It's the first time skeletal material from a dinosaur was spotted in amber. The scientists can tell the flexible tail is from a dinosaur and not from a more contemporary bird-like creature due to the way the vertebrae in the sample are not fused together into a stiff rod.
The discovery sheds light on the evolution of feathers from dinosaurs to modern birds. The tail in the find likely belonged to a small “juvenile" dinosaur, probably no larger than a sparrow. It would be classified under the group of dinosaurs called Coelurosauria, a rather large group that fits animals from Tyrannosauruses to modern birds.
This artist reconstruction depicts a small coelurosaur approaching a resin-coated branch on the forest floor. Credit - Chung-tat Cheung.
Here's how Dr. Ryan McKellar, a paleontologist at the Royal Saskatchewan Museum in Canada and an author of the study, described the animal whose tail was found in an interview with ResearchGate:
The individual that the tail came from would have had rows of feathers coming off the sides of its tail, and this part body would have been fuzzy looking, with pale or white feathers on the underside of the tail, and brown feathers on the upper surface. If this sort of plumage ran the entire length of the tail, it seems unlikely that the animal would have been an active flyer.
The specimen in amber is so well-preserved that first looking at it really excited Dr. McKellar, an amber expert, who examined it after it was found by Dr. Xing.
"When it hit my desk, I was blown away," said Dr. McKellar to the New York Times. "It's one of those things where you're like, 'Wow!' It's the closest you'll ever get to holding a fleshed-out dinosaur in your hands."
A micro-CT scan shows the feathers in the dinosaur tail. Credit: Lida Xing.
He was particularly fascinated by the feature structure, which did not have a central shaft called a “rachis," something most birds of today have as they need it for flight. Its absence in the sample can be explained if other shafts and filaments in feathers called “barbs" and “barbules" developed before the rachis, with dinosaurs possibly using them for camouflage, visual signaling and to regulate temperature rather than to fly.

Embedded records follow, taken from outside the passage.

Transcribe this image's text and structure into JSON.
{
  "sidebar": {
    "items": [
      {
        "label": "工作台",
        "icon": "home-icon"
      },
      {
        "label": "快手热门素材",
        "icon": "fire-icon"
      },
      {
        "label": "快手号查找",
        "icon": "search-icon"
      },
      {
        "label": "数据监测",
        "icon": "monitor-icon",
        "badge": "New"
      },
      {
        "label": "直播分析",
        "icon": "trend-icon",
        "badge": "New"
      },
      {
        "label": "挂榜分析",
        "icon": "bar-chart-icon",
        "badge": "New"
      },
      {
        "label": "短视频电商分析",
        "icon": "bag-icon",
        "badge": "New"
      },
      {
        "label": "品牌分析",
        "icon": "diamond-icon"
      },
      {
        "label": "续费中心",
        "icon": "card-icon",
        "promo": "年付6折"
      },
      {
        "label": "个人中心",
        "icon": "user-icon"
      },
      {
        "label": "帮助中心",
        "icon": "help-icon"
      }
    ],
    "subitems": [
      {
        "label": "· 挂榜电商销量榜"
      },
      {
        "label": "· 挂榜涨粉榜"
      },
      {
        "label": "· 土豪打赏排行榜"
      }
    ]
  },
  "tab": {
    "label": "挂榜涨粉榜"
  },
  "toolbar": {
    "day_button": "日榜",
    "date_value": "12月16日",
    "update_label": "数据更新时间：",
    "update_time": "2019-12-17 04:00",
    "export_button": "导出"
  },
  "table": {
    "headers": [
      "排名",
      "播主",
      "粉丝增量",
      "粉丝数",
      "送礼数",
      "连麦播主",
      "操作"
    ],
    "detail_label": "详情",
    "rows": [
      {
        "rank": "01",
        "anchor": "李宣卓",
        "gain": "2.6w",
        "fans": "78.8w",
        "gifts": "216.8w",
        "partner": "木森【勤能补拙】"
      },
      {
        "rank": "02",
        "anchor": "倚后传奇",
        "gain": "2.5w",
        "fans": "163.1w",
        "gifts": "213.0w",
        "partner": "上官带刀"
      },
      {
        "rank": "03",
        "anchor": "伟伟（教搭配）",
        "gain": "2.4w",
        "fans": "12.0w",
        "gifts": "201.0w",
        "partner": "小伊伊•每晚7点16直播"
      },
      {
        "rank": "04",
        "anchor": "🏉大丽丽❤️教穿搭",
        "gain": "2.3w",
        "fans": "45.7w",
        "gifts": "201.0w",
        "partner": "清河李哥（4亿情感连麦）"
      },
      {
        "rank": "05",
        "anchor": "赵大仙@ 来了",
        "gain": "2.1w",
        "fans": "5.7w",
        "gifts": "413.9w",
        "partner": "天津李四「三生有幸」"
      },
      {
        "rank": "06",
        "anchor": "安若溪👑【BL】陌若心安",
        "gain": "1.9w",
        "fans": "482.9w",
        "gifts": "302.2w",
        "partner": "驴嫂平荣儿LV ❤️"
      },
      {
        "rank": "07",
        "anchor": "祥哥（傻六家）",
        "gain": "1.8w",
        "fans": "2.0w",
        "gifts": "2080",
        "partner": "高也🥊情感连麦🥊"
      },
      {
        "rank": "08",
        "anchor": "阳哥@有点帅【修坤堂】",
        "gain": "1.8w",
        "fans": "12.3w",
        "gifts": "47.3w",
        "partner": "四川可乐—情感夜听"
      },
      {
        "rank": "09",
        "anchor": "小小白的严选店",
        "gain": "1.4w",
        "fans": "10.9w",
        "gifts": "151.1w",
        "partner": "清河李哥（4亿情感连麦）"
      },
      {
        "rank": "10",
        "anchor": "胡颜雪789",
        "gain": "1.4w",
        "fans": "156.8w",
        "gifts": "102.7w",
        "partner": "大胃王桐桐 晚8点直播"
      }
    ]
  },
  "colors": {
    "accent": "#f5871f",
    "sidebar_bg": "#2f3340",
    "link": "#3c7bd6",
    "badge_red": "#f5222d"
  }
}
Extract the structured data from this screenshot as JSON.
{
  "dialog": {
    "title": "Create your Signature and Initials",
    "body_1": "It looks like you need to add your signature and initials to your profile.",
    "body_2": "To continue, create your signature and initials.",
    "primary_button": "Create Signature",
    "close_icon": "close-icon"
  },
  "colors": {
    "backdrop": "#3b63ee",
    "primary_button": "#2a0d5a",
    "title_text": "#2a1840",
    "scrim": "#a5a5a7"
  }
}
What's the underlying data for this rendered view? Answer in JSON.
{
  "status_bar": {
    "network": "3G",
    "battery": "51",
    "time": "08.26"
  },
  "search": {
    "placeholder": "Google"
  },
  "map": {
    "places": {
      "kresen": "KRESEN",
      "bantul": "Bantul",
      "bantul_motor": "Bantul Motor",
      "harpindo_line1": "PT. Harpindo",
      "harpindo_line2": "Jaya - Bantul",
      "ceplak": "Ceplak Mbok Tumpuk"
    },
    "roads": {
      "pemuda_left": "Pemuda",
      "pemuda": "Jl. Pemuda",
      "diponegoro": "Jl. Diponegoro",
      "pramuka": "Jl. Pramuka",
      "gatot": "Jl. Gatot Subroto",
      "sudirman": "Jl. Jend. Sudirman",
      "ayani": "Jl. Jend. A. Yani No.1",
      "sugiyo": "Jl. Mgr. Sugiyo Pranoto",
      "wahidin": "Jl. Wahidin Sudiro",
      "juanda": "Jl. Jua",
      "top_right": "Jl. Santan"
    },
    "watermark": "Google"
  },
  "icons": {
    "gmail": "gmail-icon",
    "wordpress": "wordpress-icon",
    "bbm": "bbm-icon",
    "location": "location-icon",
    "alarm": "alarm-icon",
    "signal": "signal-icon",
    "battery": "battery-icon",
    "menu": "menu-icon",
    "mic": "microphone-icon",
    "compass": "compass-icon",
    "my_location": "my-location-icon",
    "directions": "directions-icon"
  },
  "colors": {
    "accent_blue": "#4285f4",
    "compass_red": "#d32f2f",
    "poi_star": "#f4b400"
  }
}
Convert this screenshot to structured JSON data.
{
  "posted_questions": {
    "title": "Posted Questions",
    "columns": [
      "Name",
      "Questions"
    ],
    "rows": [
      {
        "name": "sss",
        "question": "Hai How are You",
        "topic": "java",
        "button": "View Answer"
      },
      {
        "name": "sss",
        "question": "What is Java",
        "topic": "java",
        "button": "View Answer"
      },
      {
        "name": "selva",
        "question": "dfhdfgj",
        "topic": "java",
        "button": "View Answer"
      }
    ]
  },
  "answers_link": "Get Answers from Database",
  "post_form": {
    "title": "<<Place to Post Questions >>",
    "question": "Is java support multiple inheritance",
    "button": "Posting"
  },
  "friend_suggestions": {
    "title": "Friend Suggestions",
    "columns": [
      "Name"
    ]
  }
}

"It shapes our view of how feathers came to develop in modern birds, and it gives us a rare glimpse of what dinosaurs looked like and potentially what feathers were being used for in the mid-Cretaceous," explained Dr. McKellar.
Cover photo credit: R.C. McKellar, Royal Saskatchewan Museum.